Prompt » Please write out all of the data below exactly, without including the pictures.

Top of Recorded data

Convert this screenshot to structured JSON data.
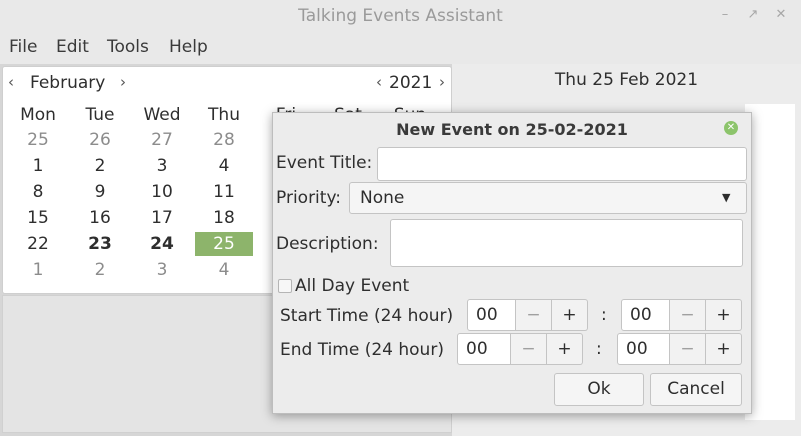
{
  "window": {
    "title": "Talking Events Assistant"
  },
  "menubar": [
    "File",
    "Edit",
    "Tools",
    "Help"
  ],
  "calendar": {
    "month": "February",
    "year": "2021",
    "weekdays": [
      "Mon",
      "Tue",
      "Wed",
      "Thu",
      "Fri",
      "Sat",
      "Sun"
    ],
    "weeks": [
      [
        "25",
        "26",
        "27",
        "28"
      ],
      [
        "1",
        "2",
        "3",
        "4"
      ],
      [
        "8",
        "9",
        "10",
        "11"
      ],
      [
        "15",
        "16",
        "17",
        "18"
      ],
      [
        "22",
        "23",
        "24",
        "25"
      ],
      [
        "1",
        "2",
        "3",
        "4"
      ]
    ]
  },
  "right_pane": {
    "date_label": "Thu 25 Feb 2021"
  },
  "dialog": {
    "title": "New Event on 25-02-2021",
    "event_title_label": "Event Title:",
    "event_title_value": "",
    "priority_label": "Priority:",
    "priority_value": "None",
    "description_label": "Description:",
    "description_value": "",
    "all_day_label": "All Day Event",
    "all_day_checked": false,
    "start_label": "Start Time (24 hour)",
    "start_hour": "00",
    "start_minute": "00",
    "end_label": "End Time (24 hour)",
    "end_hour": "00",
    "end_minute": "00",
    "minus": "−",
    "plus": "+",
    "colon": ":",
    "ok": "Ok",
    "cancel": "Cancel"
  }
}
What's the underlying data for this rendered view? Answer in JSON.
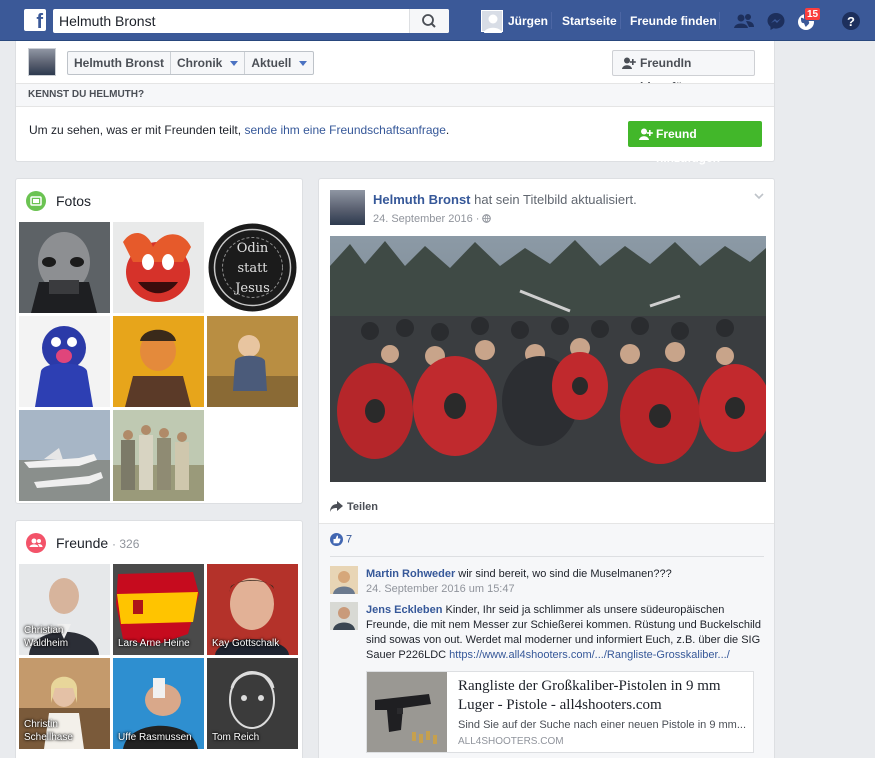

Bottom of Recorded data

Your response »
Convert this screenshot to structured JSON data.
{
  "window": {
    "title": "Talking Events Assistant"
  },
  "menubar": [
    "File",
    "Edit",
    "Tools",
    "Help"
  ],
  "calendar": {
    "month": "February",
    "year": "2021",
    "weekdays": [
      "Mon",
      "Tue",
      "Wed",
      "Thu",
      "Fri",
      "Sat",
      "Sun"
    ],
    "weeks": [
      [
        "25",
        "26",
        "27",
        "28"
      ],
      [
        "1",
        "2",
        "3",
        "4"
      ],
      [
        "8",
        "9",
        "10",
        "11"
      ],
      [
        "15",
        "16",
        "17",
        "18"
      ],
      [
        "22",
        "23",
        "24",
        "25"
      ],
      [
        "1",
        "2",
        "3",
        "4"
      ]
    ]
  },
  "right_pane": {
    "date_label": "Thu 25 Feb 2021"
  },
  "dialog": {
    "title": "New Event on 25-02-2021",
    "event_title_label": "Event Title:",
    "event_title_value": "",
    "priority_label": "Priority:",
    "priority_value": "None",
    "description_label": "Description:",
    "description_value": "",
    "all_day_label": "All Day Event",
    "all_day_checked": false,
    "start_label": "Start Time (24 hour)",
    "start_hour": "00",
    "start_minute": "00",
    "end_label": "End Time (24 hour)",
    "end_hour": "00",
    "end_minute": "00",
    "minus": "−",
    "plus": "+",
    "colon": ":",
    "ok": "Ok",
    "cancel": "Cancel"
  }
}
What's the underlying data for this rendered view? Answer in JSON.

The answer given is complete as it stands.